Retype, without alteration, each line from the line containing "Convert this screenshot" to the final line of the records.

(Items from a data source)
---*---

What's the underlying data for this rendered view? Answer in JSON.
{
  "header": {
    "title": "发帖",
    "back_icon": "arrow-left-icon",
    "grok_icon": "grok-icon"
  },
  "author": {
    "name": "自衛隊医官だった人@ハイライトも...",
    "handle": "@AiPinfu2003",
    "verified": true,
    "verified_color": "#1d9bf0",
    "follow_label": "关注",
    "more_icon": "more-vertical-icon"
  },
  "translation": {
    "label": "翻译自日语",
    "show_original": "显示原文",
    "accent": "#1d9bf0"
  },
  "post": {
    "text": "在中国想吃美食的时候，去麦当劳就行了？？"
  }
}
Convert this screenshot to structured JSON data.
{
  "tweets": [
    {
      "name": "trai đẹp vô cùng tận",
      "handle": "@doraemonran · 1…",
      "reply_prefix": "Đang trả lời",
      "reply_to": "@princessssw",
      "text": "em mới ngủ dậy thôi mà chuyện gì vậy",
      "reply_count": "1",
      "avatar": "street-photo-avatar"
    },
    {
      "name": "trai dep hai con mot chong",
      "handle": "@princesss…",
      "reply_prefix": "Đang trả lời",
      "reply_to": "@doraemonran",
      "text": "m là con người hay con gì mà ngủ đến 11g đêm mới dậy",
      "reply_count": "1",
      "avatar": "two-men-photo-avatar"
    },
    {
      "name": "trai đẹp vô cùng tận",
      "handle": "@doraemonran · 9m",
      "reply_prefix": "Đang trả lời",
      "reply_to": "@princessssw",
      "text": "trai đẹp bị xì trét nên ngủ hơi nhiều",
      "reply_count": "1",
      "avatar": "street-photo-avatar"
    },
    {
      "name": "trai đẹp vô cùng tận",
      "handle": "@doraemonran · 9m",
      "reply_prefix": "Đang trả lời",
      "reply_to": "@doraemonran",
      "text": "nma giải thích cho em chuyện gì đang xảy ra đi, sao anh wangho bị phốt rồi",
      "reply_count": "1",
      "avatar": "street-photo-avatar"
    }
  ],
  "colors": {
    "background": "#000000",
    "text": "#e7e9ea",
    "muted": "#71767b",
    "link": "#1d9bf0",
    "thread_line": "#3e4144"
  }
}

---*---

Answer below:
Convert this screenshot to structured JSON data.
{
  "tweets": [
    {
      "name": "trai đẹp vô cùng tận",
      "handle": "@doraemonran · 1…",
      "reply_prefix": "Đang trả lời",
      "reply_to": "@princessssw",
      "text": "em mới ngủ dậy thôi mà chuyện gì vậy",
      "reply_count": "1",
      "avatar": "street-photo-avatar"
    },
    {
      "name": "trai dep hai con mot chong",
      "handle": "@princesss…",
      "reply_prefix": "Đang trả lời",
      "reply_to": "@doraemonran",
      "text": "m là con người hay con gì mà ngủ đến 11g đêm mới dậy",
      "reply_count": "1",
      "avatar": "two-men-photo-avatar"
    },
    {
      "name": "trai đẹp vô cùng tận",
      "handle": "@doraemonran · 9m",
      "reply_prefix": "Đang trả lời",
      "reply_to": "@princessssw",
      "text": "trai đẹp bị xì trét nên ngủ hơi nhiều",
      "reply_count": "1",
      "avatar": "street-photo-avatar"
    },
    {
      "name": "trai đẹp vô cùng tận",
      "handle": "@doraemonran · 9m",
      "reply_prefix": "Đang trả lời",
      "reply_to": "@doraemonran",
      "text": "nma giải thích cho em chuyện gì đang xảy ra đi, sao anh wangho bị phốt rồi",
      "reply_count": "1",
      "avatar": "street-photo-avatar"
    }
  ],
  "colors": {
    "background": "#000000",
    "text": "#e7e9ea",
    "muted": "#71767b",
    "link": "#1d9bf0",
    "thread_line": "#3e4144"
  }
}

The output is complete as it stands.